A speedy, sizeable and sweeping policy response has been key to limiting the economic fallout of the COVID-19 shock. More recently, however, weaker and more uneven growth and higher inflation exacerbate challenges in supporting a strong, equitable and inclusive recovery from the COVID-19 pandemic. These challenges come at a time when policy space is limited and firms and households have reduced financial buffers. They have contributed to a relatively weaker recovery, and greater risks of scarring, in EMDEs in particular. Plenary members shared their experiences in responding to these challenges.
The FSB will publish an interim report on COVID-19 exit strategies and scarring effects in July and will publish the final report, taking into account feedback from stakeholders, in October.
Recent strains in crypto-asset markets – including a decline in the market value of stablecoins, the UST/Luna collapse and the de-pegging of Tether – have underlined many of the concerns that the FSB expressed in its February 2022 risk assessment of crypto-assets. Indeed, these developments highlight the importance of policy actions to address the risks that crypto-assets pose and of the FSB’s work to coordinate regulatory initiatives in this area.
The Plenary discussed ongoing work on crypto-assets and the way forward, in light of recent developments. This work includes a review of its high-level recommendations on the regulation, supervision and oversight of “global stablecoin” arrangements and the exploration of regulatory and supervisory implications of “unbacked” crypto-assets. The FSB is also analysing the financial stability impacts of the Decentralised Finance (DeFi) sector.
FSB roadmap for addressing financial risks from climate change
The need for action to address the financial risks from climate change is more urgent than ever. The sharp rise in the price of oil and gas and the current debate about energy policies in many jurisdictions underscore the importance of addressing the financial risks posed by climate change.
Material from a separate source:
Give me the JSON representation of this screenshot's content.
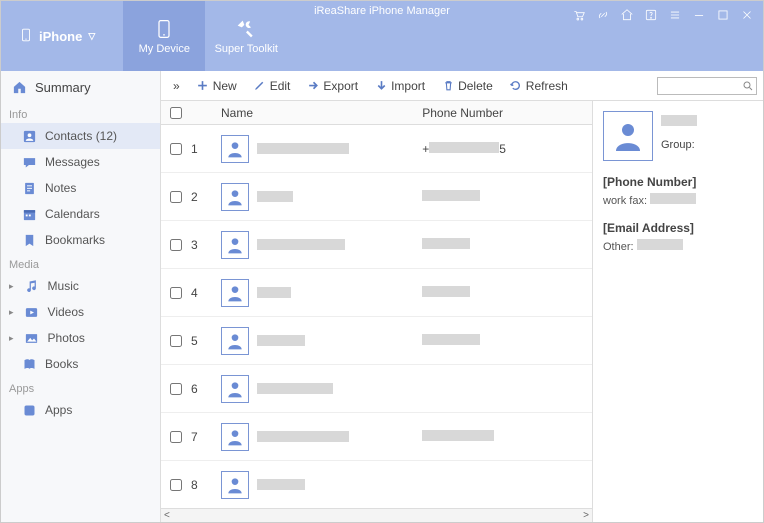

The Plenary discussed the encouraging progress that has been made under the FSB Roadmap for addressing climate-related financial risks, which was published in July 2021. Nevertheless, the understanding of the financial risks arising from climate change and the policy approaches needed to address them remains at an early stage. The FSB Roadmap will support rapid progress in this regard over the coming year (and beyond), including strengthening the FSB’s engagement with the private sector.
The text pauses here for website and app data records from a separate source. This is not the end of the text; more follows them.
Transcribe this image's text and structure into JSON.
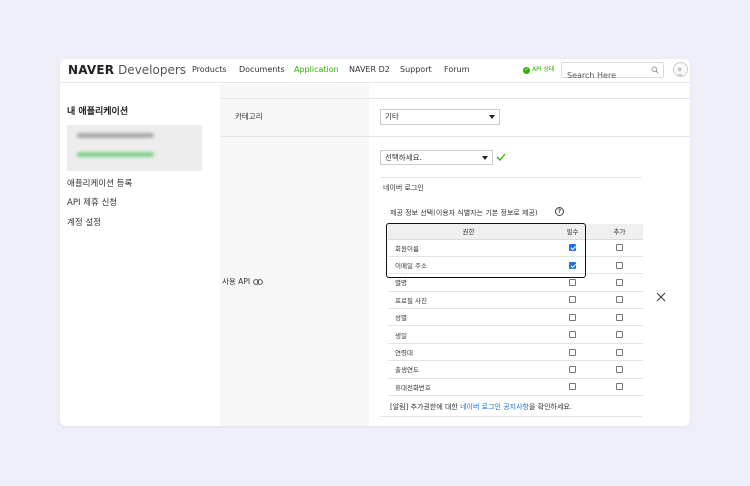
{
  "header": {
    "brand_bold": "NAVER",
    "brand_light": " Developers",
    "nav": [
      "Products",
      "Documents",
      "Application",
      "NAVER D2",
      "Support",
      "Forum"
    ],
    "active_nav": "Application",
    "api_status": "API 상태",
    "search_placeholder": "Search Here"
  },
  "sidebar": {
    "title": "내 애플리케이션",
    "links": [
      "애플리케이션 등록",
      "API 제휴 신청",
      "계정 설정"
    ]
  },
  "form": {
    "category_label": "카테고리",
    "category_value": "기타",
    "api_label": "사용 API",
    "api_select_value": "선택하세요.",
    "api_section_title": "네이버 로그인",
    "perm_caption": "제공 정보 선택(이용자 식별자는 기본 정보로 제공)",
    "help_glyph": "?",
    "table": {
      "headers": [
        "권한",
        "필수",
        "추가"
      ],
      "rows": [
        {
          "name": "회원이름",
          "required": true,
          "extra": false
        },
        {
          "name": "이메일 주소",
          "required": true,
          "extra": false
        },
        {
          "name": "별명",
          "required": false,
          "extra": false
        },
        {
          "name": "프로필 사진",
          "required": false,
          "extra": false
        },
        {
          "name": "성별",
          "required": false,
          "extra": false
        },
        {
          "name": "생일",
          "required": false,
          "extra": false
        },
        {
          "name": "연령대",
          "required": false,
          "extra": false
        },
        {
          "name": "출생연도",
          "required": false,
          "extra": false
        },
        {
          "name": "휴대전화번호",
          "required": false,
          "extra": false
        }
      ]
    },
    "notice_prefix": "[알림] 추가권한에 대한 ",
    "notice_link": "네이버 로그인 공지사항",
    "notice_suffix": "을 확인하세요."
  },
  "colors": {
    "accent_green": "#2db400",
    "link_blue": "#1a6fd1",
    "checkbox_blue": "#1a73e8",
    "page_bg": "#eeeef9"
  }
}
The publication by the International Sustainability Standards Board (ISSB) in March of two Exposure Drafts, on climate and general sustainability-related disclosure standards, is a key milestone. Members reiterated the importance of comparable, consistent and decision-useful disclosures and expressed their support for finalising these baseline global disclosure standards.
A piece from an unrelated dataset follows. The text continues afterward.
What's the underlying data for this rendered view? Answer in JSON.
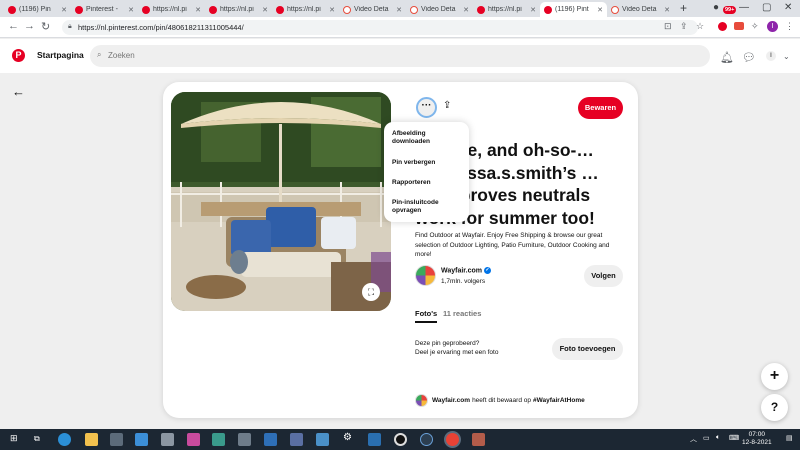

A progress report on implementation of the FSB Roadmap will be submitted to the G20 meeting and published in July.
Updates on other initiatives
Members received updates on other important FSB initiatives, including progress and next steps under the FSB-coordinated roadmap for enhancing cross-border payments and the way forward for achieving greater convergence in cyber incident reporting. The FSB will report to the G20 on both initiatives in October.
Notes to editors
The FSB coordinates at the international level the work of national financial authorities and international standard-setting bodies and develops and promotes the implementation of effective regulatory, supervisory, and other financial sector policies in the interest of financial stability. It brings together national authorities responsible for financial stability in 24 countries and jurisdictions, international financial institutions, sector-specific international groupings of regulators and supervisors, and committees of central bank experts. The FSB also conducts outreach with approximately 70 other jurisdictions through its six Regional Consultative Groups.
The FSB is chaired by Klaas Knot, President of De Nederlandsche Bank. The FSB Secretariat is located in Basel, Switzerland, and hosted by the Bank for International Settlements.